Muhly grass (Muhlenbergia capillaris) is a generally pest free plant in our area, however, we are seeing the native mealybug, Stemmatomerinx acircula, on plants in various landscapes. Insects are on the leaves and are grey with white wax that may have some filaments. You may also see long ovisacs on the leaves which contain eggs and crawlers. The native fakahatchee grass may also be a host.
Muhly grass infested with mealybug. Photo: Beth Bolles
The mealybug is white with fine filaments and numerous mealybugs can be found each leaf. Photo: Beth Bolles
The common practice of right plant, right place does not always prevent the mealybug infestations on muhly grass. Specimens in both full and shade can be affected, as well as mass plantings and those spaced out. At this time, there is not a lot of information on why some plantings are heavily infested and others are not.

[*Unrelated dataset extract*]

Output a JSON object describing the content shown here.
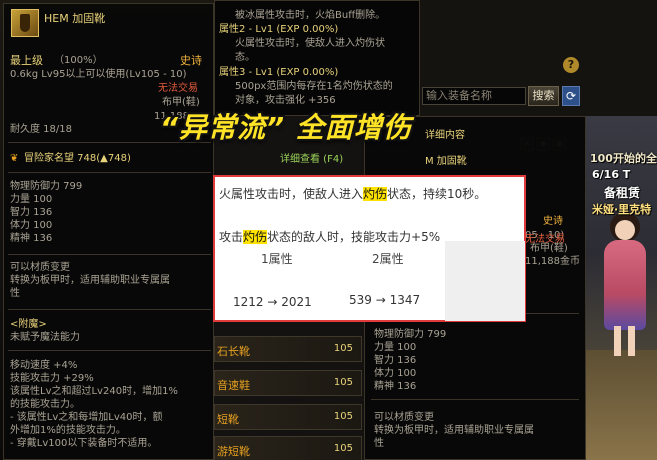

Since mealybugs are piercing sucking insects, there may be some browning of leaves, especially on less vigorous plants. You may have to remove and destroy plants that are heavily infested and declining. In situations where treatment is warranted you may choose a systemic insecticide or oil spray to keep plants looking more attractive. As the landscape manager, you will need to decide what is an acceptable threshold for this pest.